QoS based Web service discovery
Posted by Aditya Thatte on September 12, 2009
With the increasing importance of Quality of Service (QoS) in computer science and IT, the need to have well performing services has become essential, because of their distributed nature. The performance characteristics of such Web services becomes the key in deciding which one to use (bind to) at runtime. Here we consider both, enterprises services as well as the ones exposed over the web. Performance ( response time ) is one of the most critical parameters in determining the QoS of any software component to to maintain Service Level Agreements (SLA) between the consumers and providers, especially in mission critical service composition scenarios.. Most software components do not come with any specification in terms of QoS ( eg. response time, CPU utilization, availability etc ), because of which it is hard to determine the performance of such components.
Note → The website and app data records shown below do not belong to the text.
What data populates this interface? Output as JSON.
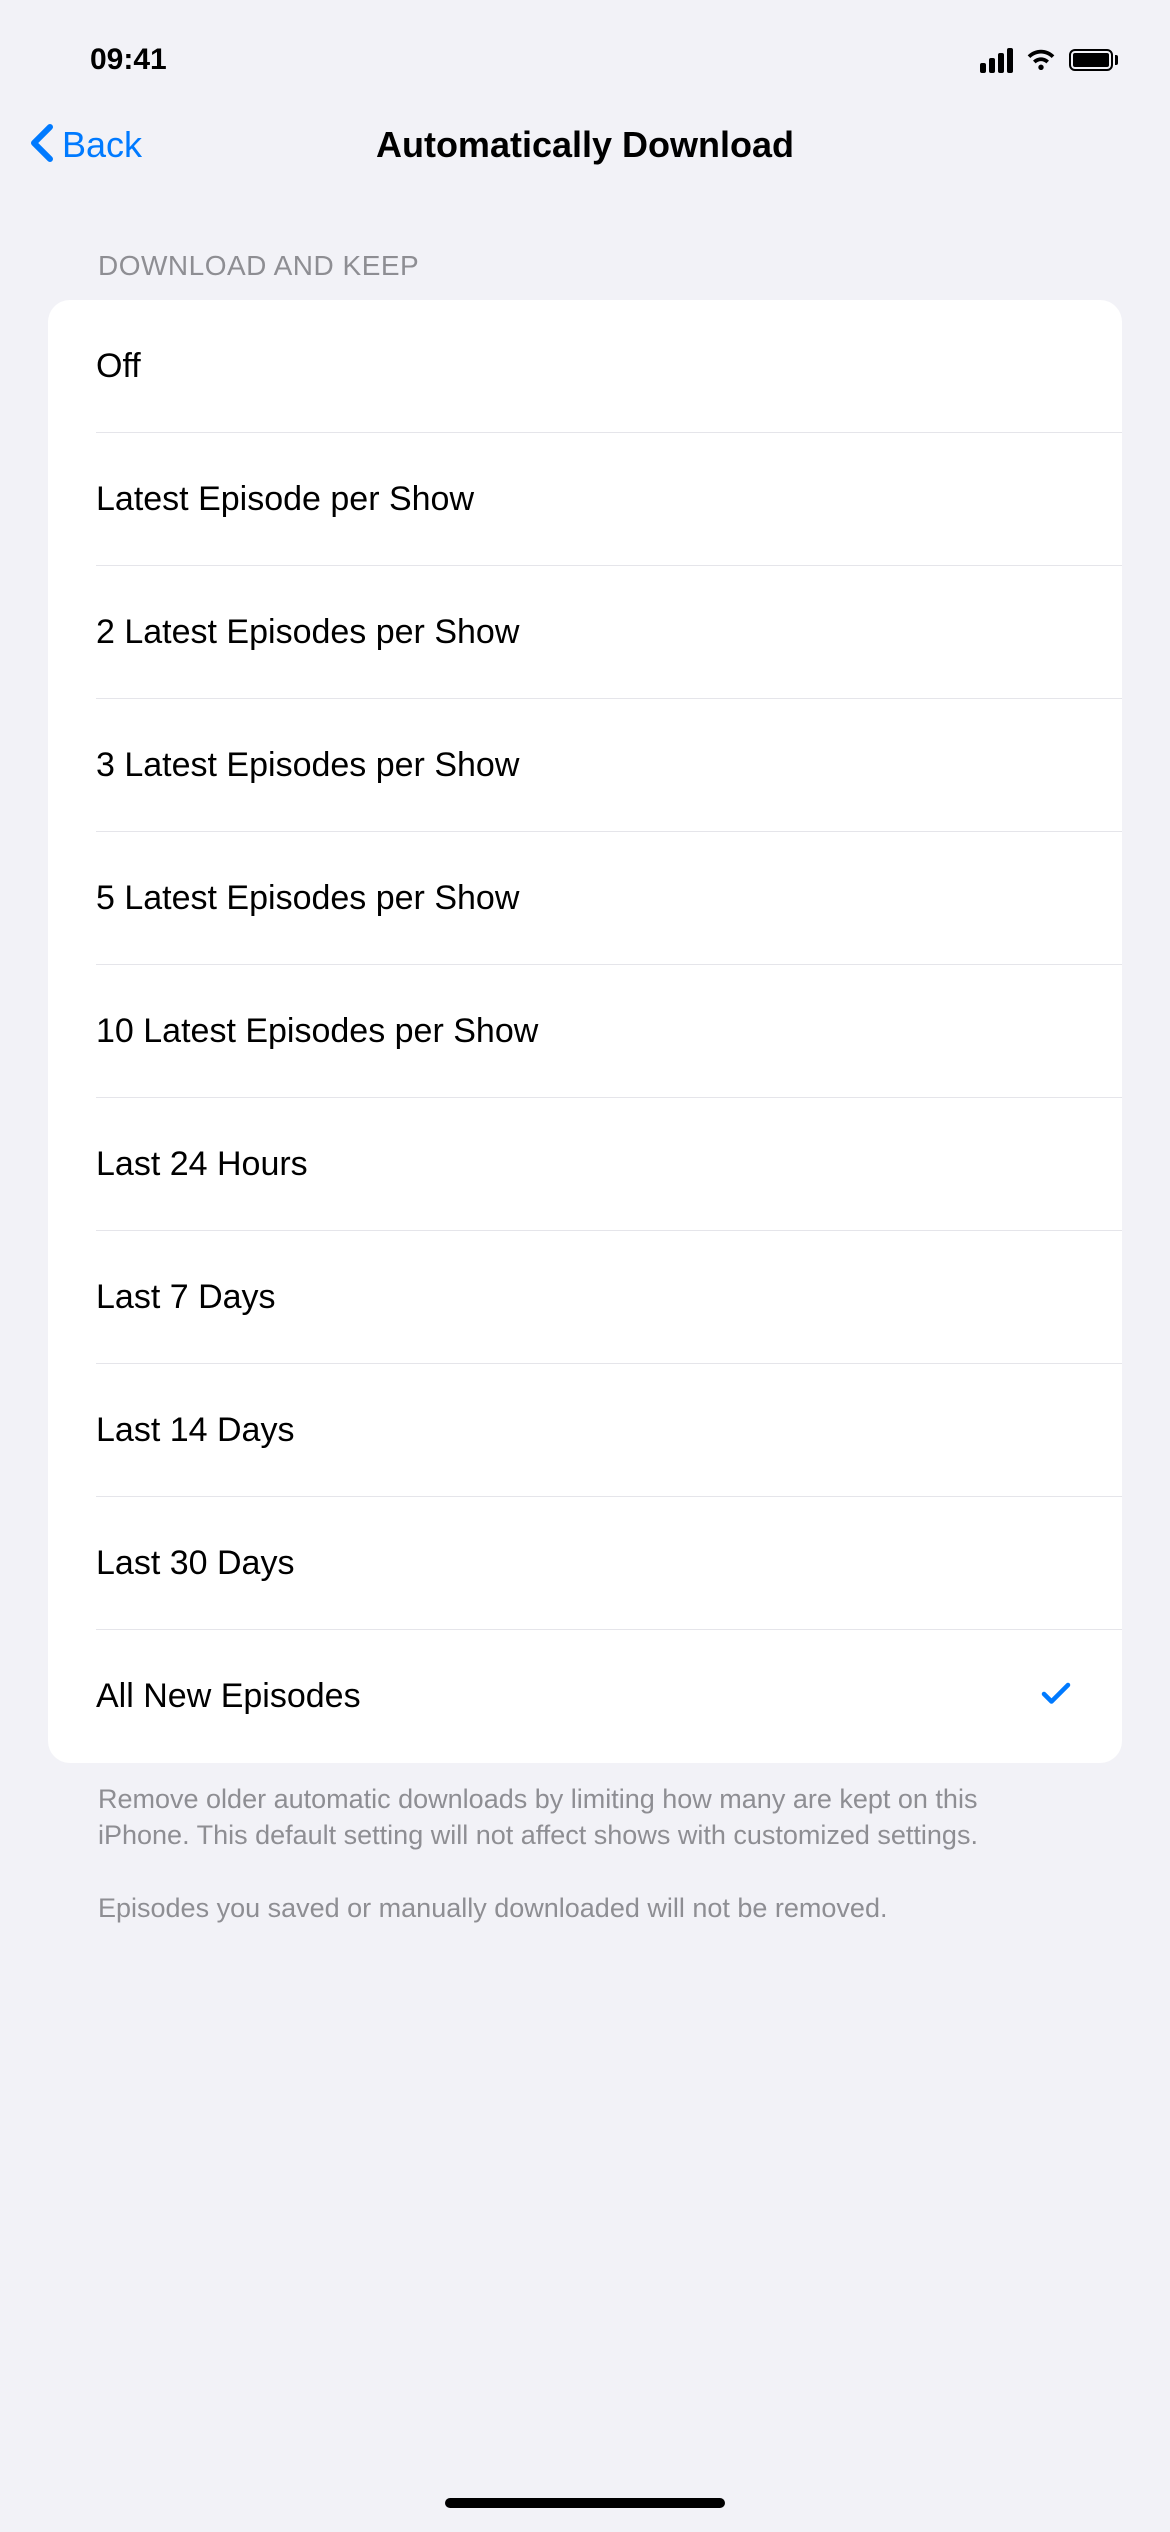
{
  "statusBar": {
    "time": "09:41"
  },
  "navBar": {
    "backLabel": "Back",
    "title": "Automatically Download"
  },
  "section": {
    "header": "DOWNLOAD AND KEEP",
    "options": [
      {
        "label": "Off",
        "selected": false
      },
      {
        "label": "Latest Episode per Show",
        "selected": false
      },
      {
        "label": "2 Latest Episodes per Show",
        "selected": false
      },
      {
        "label": "3 Latest Episodes per Show",
        "selected": false
      },
      {
        "label": "5 Latest Episodes per Show",
        "selected": false
      },
      {
        "label": "10 Latest Episodes per Show",
        "selected": false
      },
      {
        "label": "Last 24 Hours",
        "selected": false
      },
      {
        "label": "Last 7 Days",
        "selected": false
      },
      {
        "label": "Last 14 Days",
        "selected": false
      },
      {
        "label": "Last 30 Days",
        "selected": false
      },
      {
        "label": "All New Episodes",
        "selected": true
      }
    ],
    "footer1": "Remove older automatic downloads by limiting how many are kept on this iPhone. This default setting will not affect shows with customized settings.",
    "footer2": "Episodes you saved or manually downloaded will not be removed."
  }
}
These QoS characteristics and or specifications form an essential part in systems which invoke and compose software services ( components ) dynamically on the fly.
Many research groups have and still are contributing to the notion of QoS based Web service discovery, which attempts to discover services based not only on IOPEs but QoS specifications as well. Using semantics we are able to describe QoS parameters within Web service descriptions, which then will be useful in dynamic discovery and invocation based on those parameters. So if a requestor wishes to bind to a service with a response time under 20 ms, the semantic matchmaker can apply matchmaking that fits the corresponding criteria of the requestor. Essentially, this QoS information can form a part of the ontology for Web services ( OWL-S / WSMO ) and the matchmaker can refer to these ontologies during discovery and enable subsequent invocation of the service. This approach can prove to be indispensible in enabling mission critical performant systems. However one thing to be kept in mind is, the QoS specifications will be only local to that provider since the service operates within those limits based on that particular target environment and will change accordingly as the service is hosted into a new operating environment.